From Abstention to Support

French pilots flying the Mirage 2000D and F1 prepare to take off at Mali's Bamako airport.

French pilots flying the Mirage 2000D and Mirage F1 prepare to conduct a strike mission from their currently deployed position at Mali’s Bamako airport.

From abstentia to then later criticism of 2011’s Libya intervention, India has shifted its traditional stance and come out in favor of France’s Mali intervention. As reported by the TOI on 11FEB13:

There appear to be three broad reasons. First, Indian support to the French operation in Mali is predicated on it being a primarily counter-terror operation… Second, India’s impetus to rush to the aid of Mali was also influenced by reports from the UN that some of the al-Qaida fighters may be from the Af-Pak region…Third, the lead role in the Mali intervention has been played by France. Indian officials said they have been “kept in the loop” by Paris from the beginning. In December 2012, during its last month at the UN Security Council, India co-sponsored a French resolution UNSCR 2085 that supported an African Union-ECOWAS military force in Mali. [Ergo] [t]he French military intervention in Mali has not prompted the expected negative reaction from New Delhi.

And, the target this time around is al-Qaida and its affiliated groups in that region, where India, like others, is developing economic interests.
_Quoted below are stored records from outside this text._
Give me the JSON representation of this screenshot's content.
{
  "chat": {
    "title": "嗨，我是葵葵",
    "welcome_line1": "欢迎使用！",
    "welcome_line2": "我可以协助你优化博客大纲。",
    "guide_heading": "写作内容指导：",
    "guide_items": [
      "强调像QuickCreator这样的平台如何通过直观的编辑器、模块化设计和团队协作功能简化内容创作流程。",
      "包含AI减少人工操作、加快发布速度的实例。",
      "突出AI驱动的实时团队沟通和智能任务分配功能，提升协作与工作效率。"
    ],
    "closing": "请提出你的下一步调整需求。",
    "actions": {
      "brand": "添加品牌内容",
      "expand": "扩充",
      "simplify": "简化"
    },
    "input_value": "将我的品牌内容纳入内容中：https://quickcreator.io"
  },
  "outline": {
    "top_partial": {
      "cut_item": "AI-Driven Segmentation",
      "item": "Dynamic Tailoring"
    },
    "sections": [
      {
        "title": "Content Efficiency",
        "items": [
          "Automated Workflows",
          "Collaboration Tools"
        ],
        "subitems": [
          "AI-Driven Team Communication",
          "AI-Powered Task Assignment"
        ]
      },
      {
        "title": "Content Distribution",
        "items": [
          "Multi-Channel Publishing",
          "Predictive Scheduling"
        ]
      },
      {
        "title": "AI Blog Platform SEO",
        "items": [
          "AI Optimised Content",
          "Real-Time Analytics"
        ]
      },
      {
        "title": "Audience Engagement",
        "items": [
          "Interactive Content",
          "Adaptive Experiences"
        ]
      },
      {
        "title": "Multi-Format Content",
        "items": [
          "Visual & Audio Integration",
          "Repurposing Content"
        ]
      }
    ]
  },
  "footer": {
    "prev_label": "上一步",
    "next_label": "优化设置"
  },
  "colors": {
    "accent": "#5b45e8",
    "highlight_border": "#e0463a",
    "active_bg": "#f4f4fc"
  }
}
India’s reaction to the France-led operation in Libya in 2011 was much more negative. In fact, many in the Indian government believe that the Mali crisis was a natural blowback of the Libya conflict.

Advertisements

India beefs up its strategic aircraft capability

AIR_C-17_India_1st_Flight_Boeing_lg

After much hullabaloo over last month’s pictures of China’s Y-20 strategic transport aircraft, Boeing announced the delivery of India’s first C-17A Globemaster III aircraft for flight testing at Edwards AFB in Palmdale, California.

The January 23rd press release indicates Boeing is on track to deliver an additional four C-17A before year’s end. The remaining five will have a 2014 delivery date, completing the $5.8 billion contract signed in June 2011.

The contract—which follows the arrival of the sixth and last C-130J Hercules from Lockheed Martin in December 2011–will see India become the second largest operator of the C-17 heavy lift aircraft only after the United States.

As such, many defense analysts continue to point to these contracts, inter alia, as key drivers for deepened US-Indo relations despite inherently complicated US export controls, and what are often viewed by Indian defense observers as diluted offset agreements for technology transfer.

Continue reading